*** Opening Available records ***

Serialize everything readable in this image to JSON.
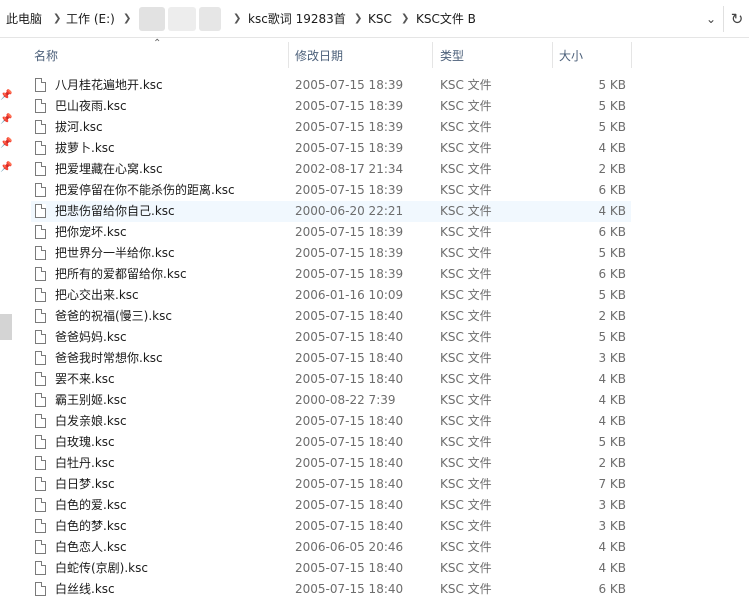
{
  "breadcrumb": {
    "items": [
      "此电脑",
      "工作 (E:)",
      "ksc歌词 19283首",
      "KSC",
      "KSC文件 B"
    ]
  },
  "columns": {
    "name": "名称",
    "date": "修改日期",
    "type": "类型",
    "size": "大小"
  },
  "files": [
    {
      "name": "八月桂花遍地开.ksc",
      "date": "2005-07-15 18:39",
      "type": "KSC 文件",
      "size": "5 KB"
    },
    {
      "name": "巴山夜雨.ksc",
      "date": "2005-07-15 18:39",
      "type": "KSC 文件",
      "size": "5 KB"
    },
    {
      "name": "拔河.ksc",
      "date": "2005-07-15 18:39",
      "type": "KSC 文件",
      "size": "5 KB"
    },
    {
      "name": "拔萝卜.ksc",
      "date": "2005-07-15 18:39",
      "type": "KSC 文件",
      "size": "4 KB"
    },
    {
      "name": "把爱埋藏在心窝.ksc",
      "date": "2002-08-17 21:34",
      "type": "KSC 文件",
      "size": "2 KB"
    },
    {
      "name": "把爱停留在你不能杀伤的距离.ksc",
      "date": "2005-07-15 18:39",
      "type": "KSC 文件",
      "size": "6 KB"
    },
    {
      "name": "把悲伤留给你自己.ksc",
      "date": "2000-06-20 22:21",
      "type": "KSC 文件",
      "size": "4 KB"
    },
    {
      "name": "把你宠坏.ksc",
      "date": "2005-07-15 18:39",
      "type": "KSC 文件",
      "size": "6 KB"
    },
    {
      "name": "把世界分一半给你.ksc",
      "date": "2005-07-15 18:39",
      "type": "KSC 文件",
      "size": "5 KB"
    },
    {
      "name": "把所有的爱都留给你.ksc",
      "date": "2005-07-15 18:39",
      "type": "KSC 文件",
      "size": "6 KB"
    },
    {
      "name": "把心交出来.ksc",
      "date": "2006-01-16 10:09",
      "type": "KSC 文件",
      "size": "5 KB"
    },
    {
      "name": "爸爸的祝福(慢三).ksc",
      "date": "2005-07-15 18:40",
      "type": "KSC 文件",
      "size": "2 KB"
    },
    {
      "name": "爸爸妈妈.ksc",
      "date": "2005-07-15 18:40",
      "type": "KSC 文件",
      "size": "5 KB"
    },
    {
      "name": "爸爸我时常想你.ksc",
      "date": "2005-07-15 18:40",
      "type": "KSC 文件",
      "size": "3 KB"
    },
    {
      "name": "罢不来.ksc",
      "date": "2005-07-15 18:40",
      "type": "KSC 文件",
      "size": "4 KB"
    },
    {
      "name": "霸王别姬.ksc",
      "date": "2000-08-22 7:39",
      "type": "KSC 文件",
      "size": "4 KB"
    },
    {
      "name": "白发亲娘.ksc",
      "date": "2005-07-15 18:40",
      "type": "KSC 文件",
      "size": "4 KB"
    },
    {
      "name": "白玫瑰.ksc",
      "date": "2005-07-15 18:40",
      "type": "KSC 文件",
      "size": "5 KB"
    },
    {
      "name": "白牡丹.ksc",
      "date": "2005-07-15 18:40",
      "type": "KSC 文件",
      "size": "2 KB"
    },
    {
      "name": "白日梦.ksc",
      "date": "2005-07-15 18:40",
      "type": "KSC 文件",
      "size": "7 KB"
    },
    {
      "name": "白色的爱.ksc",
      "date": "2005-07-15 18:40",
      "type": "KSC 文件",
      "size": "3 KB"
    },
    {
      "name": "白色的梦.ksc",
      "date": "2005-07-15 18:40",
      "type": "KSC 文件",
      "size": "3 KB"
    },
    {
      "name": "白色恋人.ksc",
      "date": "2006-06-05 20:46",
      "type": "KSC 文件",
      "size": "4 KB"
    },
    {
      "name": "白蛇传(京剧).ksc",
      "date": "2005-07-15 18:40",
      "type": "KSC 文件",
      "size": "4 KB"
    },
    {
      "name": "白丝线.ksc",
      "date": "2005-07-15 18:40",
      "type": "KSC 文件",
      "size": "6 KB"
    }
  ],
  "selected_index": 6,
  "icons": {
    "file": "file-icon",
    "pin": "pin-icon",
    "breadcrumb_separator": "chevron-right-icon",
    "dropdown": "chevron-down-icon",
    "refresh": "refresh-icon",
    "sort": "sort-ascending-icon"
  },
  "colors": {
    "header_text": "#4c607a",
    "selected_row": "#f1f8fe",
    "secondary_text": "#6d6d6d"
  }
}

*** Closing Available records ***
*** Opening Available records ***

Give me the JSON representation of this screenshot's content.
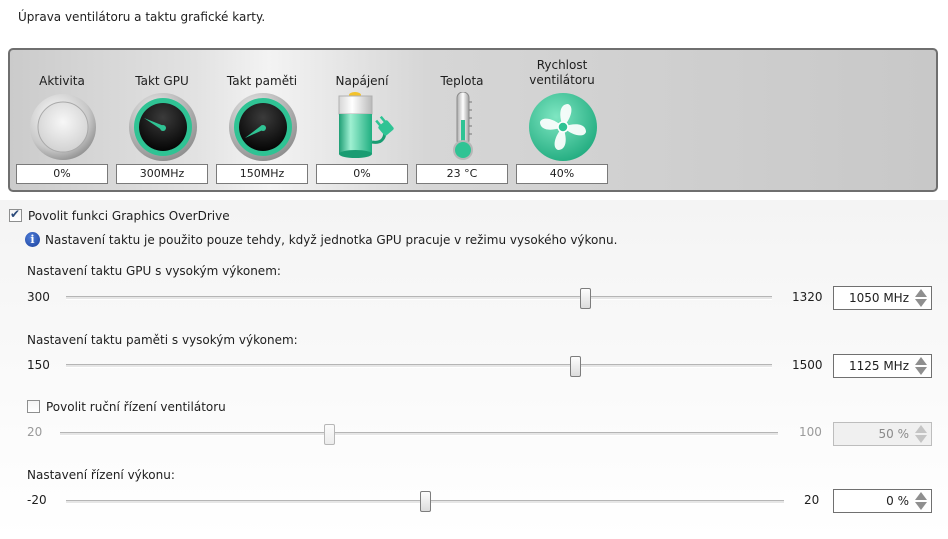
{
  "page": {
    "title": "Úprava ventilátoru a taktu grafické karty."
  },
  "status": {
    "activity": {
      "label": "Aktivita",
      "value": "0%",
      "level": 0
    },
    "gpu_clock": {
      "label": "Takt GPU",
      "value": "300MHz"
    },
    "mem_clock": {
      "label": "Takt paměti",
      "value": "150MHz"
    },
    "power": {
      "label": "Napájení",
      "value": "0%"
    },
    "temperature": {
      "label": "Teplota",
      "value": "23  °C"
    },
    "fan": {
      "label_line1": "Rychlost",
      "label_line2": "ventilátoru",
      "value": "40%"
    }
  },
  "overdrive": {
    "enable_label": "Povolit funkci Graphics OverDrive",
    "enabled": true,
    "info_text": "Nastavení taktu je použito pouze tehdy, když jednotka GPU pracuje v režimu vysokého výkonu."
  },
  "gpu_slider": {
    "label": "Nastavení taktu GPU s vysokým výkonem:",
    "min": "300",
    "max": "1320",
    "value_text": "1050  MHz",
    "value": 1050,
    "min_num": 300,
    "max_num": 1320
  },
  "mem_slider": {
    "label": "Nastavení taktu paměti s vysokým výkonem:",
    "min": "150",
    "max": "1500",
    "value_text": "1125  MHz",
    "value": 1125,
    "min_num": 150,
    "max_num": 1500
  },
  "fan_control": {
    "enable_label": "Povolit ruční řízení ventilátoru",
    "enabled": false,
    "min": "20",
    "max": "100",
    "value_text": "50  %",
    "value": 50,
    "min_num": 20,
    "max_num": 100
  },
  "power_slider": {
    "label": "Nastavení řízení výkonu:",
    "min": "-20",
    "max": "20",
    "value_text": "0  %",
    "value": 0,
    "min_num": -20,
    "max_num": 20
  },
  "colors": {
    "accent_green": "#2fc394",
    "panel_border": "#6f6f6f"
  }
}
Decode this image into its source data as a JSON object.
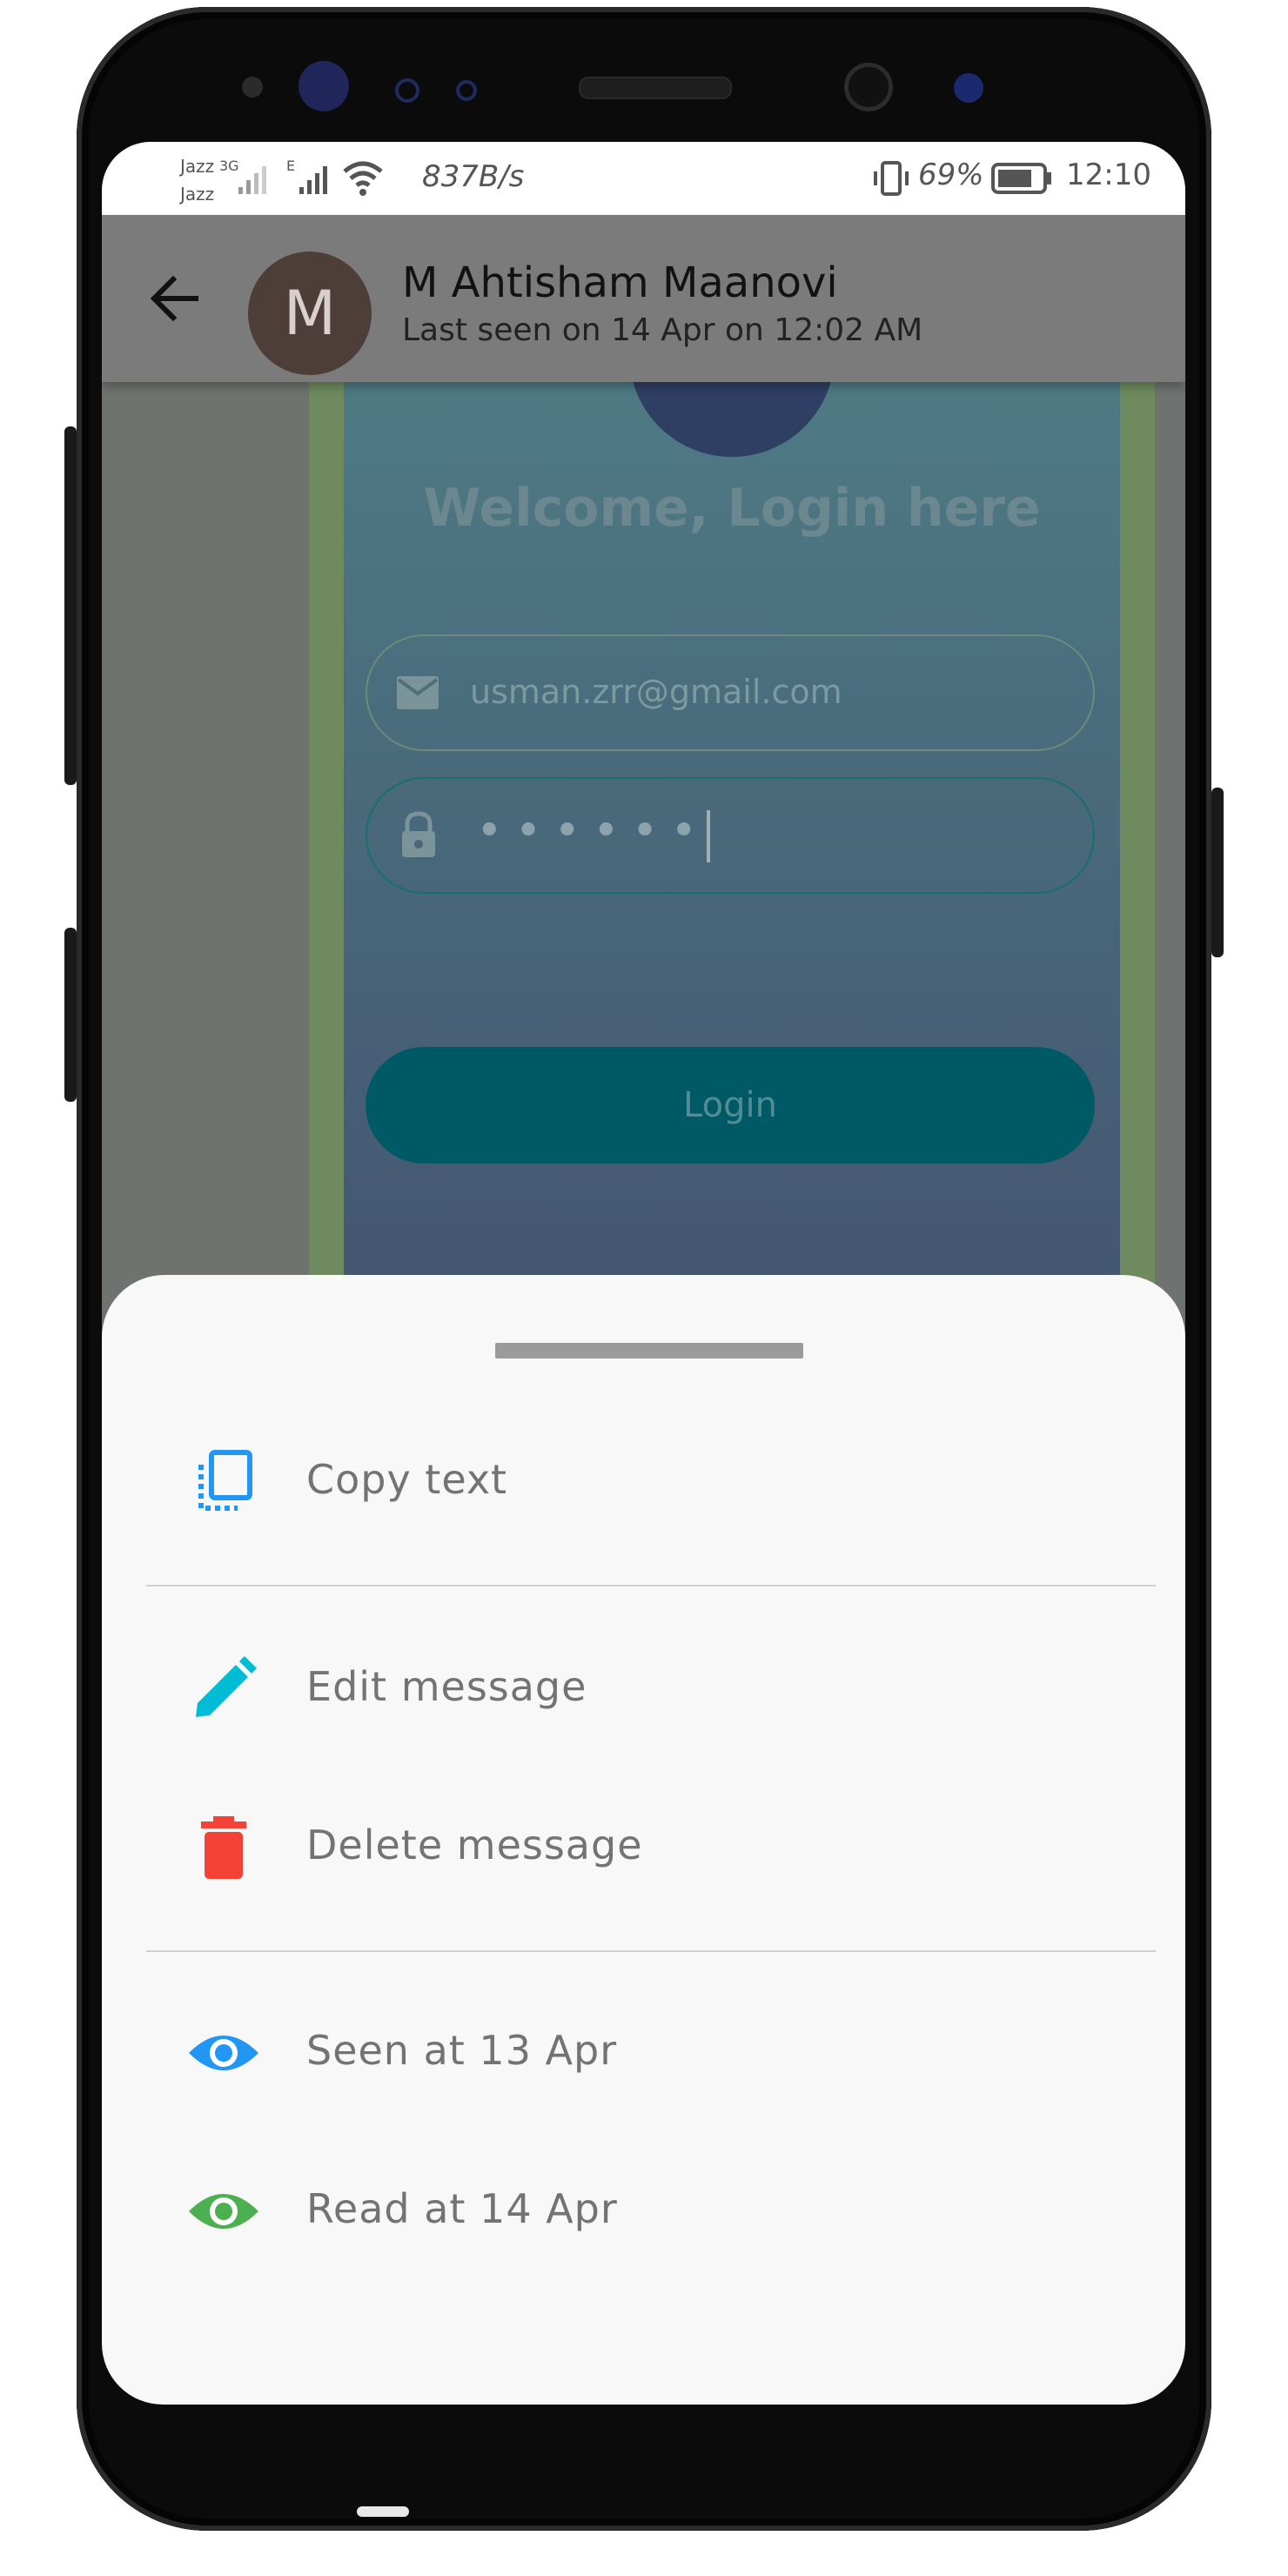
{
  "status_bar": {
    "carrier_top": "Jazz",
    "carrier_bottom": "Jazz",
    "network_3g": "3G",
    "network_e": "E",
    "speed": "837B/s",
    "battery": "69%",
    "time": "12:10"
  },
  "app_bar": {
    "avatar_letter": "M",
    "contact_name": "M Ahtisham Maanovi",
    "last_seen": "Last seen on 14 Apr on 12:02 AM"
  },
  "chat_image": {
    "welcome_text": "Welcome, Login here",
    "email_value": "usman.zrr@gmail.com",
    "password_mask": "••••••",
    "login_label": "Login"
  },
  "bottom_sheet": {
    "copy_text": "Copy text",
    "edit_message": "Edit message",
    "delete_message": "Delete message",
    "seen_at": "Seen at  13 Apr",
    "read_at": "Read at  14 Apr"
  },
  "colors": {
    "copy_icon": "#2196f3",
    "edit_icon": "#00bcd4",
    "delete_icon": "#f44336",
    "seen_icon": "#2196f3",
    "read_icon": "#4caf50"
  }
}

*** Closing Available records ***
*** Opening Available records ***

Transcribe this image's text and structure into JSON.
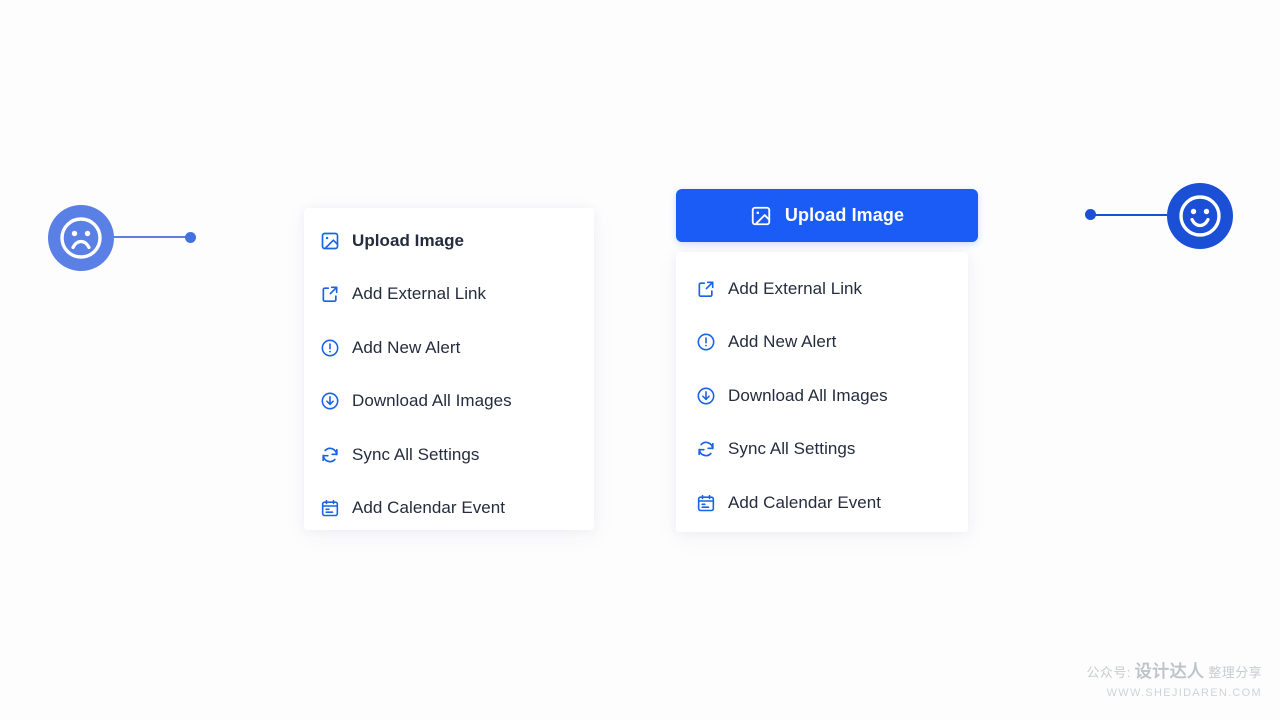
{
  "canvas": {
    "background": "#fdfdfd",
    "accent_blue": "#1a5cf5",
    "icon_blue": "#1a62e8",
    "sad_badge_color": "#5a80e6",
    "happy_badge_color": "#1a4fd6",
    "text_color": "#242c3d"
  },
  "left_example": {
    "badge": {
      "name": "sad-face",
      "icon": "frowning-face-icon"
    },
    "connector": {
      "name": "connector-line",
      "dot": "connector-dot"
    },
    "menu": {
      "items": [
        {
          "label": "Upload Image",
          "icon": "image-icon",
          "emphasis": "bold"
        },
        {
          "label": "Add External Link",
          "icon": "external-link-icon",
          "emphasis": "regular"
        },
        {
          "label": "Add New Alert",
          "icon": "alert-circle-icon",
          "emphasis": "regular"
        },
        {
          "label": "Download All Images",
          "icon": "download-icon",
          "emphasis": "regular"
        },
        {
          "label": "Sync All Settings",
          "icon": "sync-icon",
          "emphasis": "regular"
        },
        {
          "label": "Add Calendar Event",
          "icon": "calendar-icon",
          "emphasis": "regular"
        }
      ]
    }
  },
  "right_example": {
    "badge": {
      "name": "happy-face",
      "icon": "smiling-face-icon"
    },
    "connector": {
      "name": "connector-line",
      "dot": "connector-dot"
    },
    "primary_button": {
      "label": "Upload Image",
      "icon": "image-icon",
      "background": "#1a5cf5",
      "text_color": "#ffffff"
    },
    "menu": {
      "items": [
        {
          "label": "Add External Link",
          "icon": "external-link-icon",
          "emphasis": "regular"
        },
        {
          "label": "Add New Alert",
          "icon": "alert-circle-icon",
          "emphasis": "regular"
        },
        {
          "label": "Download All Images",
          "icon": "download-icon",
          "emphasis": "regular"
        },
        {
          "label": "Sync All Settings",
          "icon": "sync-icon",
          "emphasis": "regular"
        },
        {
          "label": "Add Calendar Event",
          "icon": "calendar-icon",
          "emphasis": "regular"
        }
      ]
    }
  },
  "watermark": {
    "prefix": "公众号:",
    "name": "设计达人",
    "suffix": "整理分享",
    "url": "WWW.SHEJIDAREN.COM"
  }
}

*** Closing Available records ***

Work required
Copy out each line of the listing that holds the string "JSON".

Output of the task
Serialize everything readable in this image to JSON.
Give me the JSON representation of this screenshot's content.
Decode this image into its source data as a JSON object.
Transcribe this image's text and structure into JSON.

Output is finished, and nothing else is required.